Claude Guéant, considered one of Sarkozy’s closest confidants, went on trial in October along with four other aides and allies over accusations they misused public money while ordering public opinion polls worth a combined €7.5 million.
Guéant, who is already in jail over a separate offence, was handed a one-year prison sentence by a court in Paris on Friday, with a requirement to serve a minimum of eight months.
Writer and one-time Sarkozy advisor Patrick Buisson was handed a two-year suspended sentence and a €150,000 fine, while former cabinet director Emmanuelle Mignon was given a six-month suspended sentence.
Former pollster and consultant Pierre Giacometti was also convicted and handed a six-month suspended sentence and a fine of €70,000.
They were accused of ordering polls for Sarkozy in secret and without competition, breaking French laws on public financing that require transparency and competitive bidding.
Former Sarkozy aide Julien Vaulpré was the only one of the five accused to be cleared.
Sarkozy was not targeted directly and had refused to testify as a witness until compelled to do so by a judge.
In September last year, a separate court handed Sarkozy a one-year prison sentence for illegal financing of his 2012 re-election bid, seven months after he received a jail term for corruption.
The 66-year-old, who is appealing both of those convictions, has also been charged over suspicions he received millions of euros for his 2007 election campaign from the late Libyan dictator Muammar Kadhafi.
Guéant, 77, was jailed in December after he was found to have failed to pay a fine and damages to the state relating to a previous sentence, handed down in 2017, for operating a suspected slush fund.

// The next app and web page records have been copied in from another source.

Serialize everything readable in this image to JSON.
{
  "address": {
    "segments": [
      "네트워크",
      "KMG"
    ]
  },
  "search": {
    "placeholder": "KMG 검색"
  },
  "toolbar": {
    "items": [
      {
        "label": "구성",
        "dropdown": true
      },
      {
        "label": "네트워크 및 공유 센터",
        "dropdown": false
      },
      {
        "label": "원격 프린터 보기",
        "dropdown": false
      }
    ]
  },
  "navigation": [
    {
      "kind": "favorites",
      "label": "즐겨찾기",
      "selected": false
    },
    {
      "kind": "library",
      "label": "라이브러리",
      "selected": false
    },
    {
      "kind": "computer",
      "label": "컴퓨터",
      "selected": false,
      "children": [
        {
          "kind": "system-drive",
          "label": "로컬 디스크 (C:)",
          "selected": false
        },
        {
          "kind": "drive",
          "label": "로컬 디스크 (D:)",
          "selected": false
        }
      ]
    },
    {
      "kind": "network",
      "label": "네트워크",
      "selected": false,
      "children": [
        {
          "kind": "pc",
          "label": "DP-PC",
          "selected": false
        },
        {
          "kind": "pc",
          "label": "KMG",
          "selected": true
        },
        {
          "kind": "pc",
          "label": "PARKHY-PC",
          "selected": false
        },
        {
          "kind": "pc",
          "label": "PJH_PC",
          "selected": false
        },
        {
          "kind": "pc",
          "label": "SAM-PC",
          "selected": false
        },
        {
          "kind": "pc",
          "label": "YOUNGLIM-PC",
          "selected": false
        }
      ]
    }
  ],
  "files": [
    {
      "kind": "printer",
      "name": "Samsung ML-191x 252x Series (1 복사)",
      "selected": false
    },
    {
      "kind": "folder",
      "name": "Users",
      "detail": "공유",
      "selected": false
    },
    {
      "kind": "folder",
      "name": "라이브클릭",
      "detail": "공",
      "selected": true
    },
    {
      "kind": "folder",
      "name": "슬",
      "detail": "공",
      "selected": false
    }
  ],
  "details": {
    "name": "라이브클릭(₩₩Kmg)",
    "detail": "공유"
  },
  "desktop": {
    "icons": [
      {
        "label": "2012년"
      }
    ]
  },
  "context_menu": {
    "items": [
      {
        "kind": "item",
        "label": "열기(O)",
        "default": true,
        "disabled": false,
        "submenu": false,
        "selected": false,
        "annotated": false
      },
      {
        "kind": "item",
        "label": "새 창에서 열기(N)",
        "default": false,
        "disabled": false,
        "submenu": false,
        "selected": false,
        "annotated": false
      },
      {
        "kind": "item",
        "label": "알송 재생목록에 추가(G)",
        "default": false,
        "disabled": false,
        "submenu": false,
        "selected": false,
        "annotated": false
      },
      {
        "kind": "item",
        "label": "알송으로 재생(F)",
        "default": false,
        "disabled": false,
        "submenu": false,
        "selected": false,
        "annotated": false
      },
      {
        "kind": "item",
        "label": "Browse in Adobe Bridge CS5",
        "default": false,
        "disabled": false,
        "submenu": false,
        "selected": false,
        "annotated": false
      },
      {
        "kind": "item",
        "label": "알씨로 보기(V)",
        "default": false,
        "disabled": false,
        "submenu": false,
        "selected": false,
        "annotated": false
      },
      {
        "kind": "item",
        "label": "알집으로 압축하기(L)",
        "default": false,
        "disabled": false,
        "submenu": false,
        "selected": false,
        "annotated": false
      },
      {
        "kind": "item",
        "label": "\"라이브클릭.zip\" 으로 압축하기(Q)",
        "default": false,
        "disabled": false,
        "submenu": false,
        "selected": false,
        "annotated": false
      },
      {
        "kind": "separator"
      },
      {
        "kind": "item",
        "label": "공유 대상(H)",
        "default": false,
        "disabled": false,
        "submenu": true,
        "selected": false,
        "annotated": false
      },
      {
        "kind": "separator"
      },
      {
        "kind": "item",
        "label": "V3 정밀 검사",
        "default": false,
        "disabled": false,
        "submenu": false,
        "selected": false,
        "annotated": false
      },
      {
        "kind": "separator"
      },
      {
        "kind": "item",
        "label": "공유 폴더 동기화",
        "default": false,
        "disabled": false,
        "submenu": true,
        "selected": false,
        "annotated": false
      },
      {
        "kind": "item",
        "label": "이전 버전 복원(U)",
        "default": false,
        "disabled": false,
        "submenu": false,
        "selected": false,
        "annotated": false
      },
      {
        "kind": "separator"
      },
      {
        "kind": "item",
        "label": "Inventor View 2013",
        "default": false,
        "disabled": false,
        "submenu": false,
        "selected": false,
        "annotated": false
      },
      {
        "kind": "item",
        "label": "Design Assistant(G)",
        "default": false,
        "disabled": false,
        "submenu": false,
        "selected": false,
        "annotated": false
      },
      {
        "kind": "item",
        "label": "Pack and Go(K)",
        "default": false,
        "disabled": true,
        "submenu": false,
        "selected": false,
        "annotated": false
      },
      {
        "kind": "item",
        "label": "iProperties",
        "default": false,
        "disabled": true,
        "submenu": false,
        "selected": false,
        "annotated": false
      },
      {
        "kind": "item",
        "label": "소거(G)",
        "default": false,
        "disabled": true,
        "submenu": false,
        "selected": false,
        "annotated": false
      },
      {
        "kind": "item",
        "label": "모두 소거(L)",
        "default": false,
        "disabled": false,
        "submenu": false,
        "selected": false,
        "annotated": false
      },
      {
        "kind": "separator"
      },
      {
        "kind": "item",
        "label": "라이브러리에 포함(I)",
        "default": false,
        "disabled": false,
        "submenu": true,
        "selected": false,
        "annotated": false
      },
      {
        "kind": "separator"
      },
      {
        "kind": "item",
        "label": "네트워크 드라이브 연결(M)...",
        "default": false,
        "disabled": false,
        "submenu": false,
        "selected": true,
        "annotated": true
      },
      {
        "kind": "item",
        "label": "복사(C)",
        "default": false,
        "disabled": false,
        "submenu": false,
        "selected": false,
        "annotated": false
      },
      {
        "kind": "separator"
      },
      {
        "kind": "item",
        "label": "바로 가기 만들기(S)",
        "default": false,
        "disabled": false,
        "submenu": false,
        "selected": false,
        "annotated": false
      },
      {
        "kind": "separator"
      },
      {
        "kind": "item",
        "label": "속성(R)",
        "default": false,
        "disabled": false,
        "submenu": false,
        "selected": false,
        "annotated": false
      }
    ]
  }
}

He immediately announced an appeal against Friday’s sentence.